How do different diets affect meditation? While people with widely different diets may profit from daily meditation, many also reckon that what you eat has an influence on the effects you get. In particular, although some meditative cultures are meat-eating, a vegetarian diet is often considered helpful.
From a completely different point of view, and without regard to meditative effects, a pilot study by two American nutritional experts indicates that avoiding meat and fish may improve your general mood. Thirty-nine healthy omnivores (people who eat “anything”) were randomly assigned to one of the following three groups for two weeks:
- a group consuming meat, fish, and poultry daily
- a group consuming fish 3-4 times weekly, but avoiding meat and poultry

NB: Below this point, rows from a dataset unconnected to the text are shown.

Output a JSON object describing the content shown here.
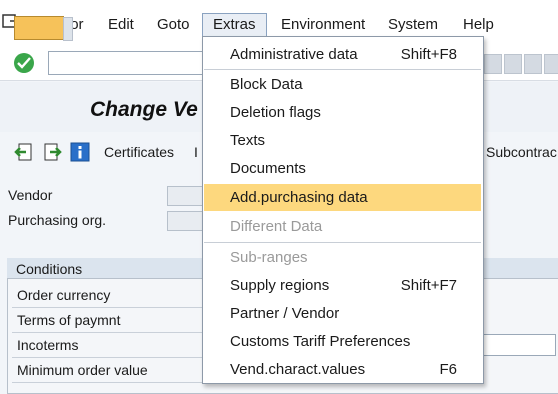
{
  "menubar": {
    "items": [
      "Vendor",
      "Edit",
      "Goto",
      "Extras",
      "Environment",
      "System",
      "Help"
    ]
  },
  "title": {
    "text": "Change Ve"
  },
  "app_toolbar": {
    "certificates": "Certificates",
    "cut_letter": "I",
    "subcontract": "Subcontrac"
  },
  "form": {
    "vendor_label": "Vendor",
    "purch_org_label": "Purchasing org.",
    "conditions_title": "Conditions",
    "rows": [
      "Order currency",
      "Terms of paymnt",
      "Incoterms",
      "Minimum order value"
    ]
  },
  "extras_menu": {
    "items": [
      {
        "label": "Administrative data",
        "shortcut": "Shift+F8"
      },
      {
        "label": "Block Data",
        "shortcut": ""
      },
      {
        "label": "Deletion flags",
        "shortcut": ""
      },
      {
        "label": "Texts",
        "shortcut": ""
      },
      {
        "label": "Documents",
        "shortcut": ""
      },
      {
        "label": "Add.purchasing data",
        "shortcut": ""
      },
      {
        "label": "Different Data",
        "shortcut": ""
      },
      {
        "label": "Sub-ranges",
        "shortcut": ""
      },
      {
        "label": "Supply regions",
        "shortcut": "Shift+F7"
      },
      {
        "label": "Partner / Vendor",
        "shortcut": ""
      },
      {
        "label": "Customs Tariff Preferences",
        "shortcut": ""
      },
      {
        "label": "Vend.charact.values",
        "shortcut": "F6"
      }
    ]
  },
  "colors": {
    "highlight": "#fdd87e",
    "ok_green": "#3aa64a",
    "title_icon": "#f6c25a"
  }
}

- a group avoiding meat, fish, and poultry
At the beginning of the study and after two weeks, the participants filled in various questionnaires assessing their mood, including anxiety, stress, and depression levels. It turned out that after two weeks, mood scores were unchanged for the first two groups, while they improved significantly for the third group. Changing to a lacto-vegetarian diet produced almost immediate results.
Less omega 6
Other studies have suggested that changing from a meat-based diet to one based on fish would also have a positive effect on mood. In this study, however, neither the meat-eaters nor the fish-eaters saw any significant change in their basic mood – the changes only came in those who avoided meat and fish altogether.
One explanation may lie in the higher levels of arachidonic acid (AA, a polyunsaturated omega-6 fatty acid) in both meat- and fish-based diets, since high intakes of AA are known to promote changes in the brain that can disturb mood. People who eat fish regularly increase their intakes of two other substances that oppose the negative effects of AA, called eicosapentaenoic acid (EPA) and docosahexaenoic acid (DHA). This may explain why some studies have shown fish-eaters to be happier than meat-eaters. In this study, however, what counted seemed to be the lower concentrations of AA itself. At the end of the two-week session, the vegetarian group had lower concentrations of AA as well as EPA and DHA than the two other groups. The fish group had the highest levels of EPA and DHA, but apparently that was not enough to improve their mood.
It is not known, of course, whether there is a connection between the positive mood changes resulting from a lactovegetarian diet to its supposed suitability for meditative processes. It is also not known – at least not scientifically – what long-term changes would result from such a change of diet.
*Bonnie L Beezhold and Carol S Johnston: “Restriction of meat, fish, and poultry in omnivores improves mood: A pilot randomized controlled trial”. Nutrition Journal 2012; 11:9.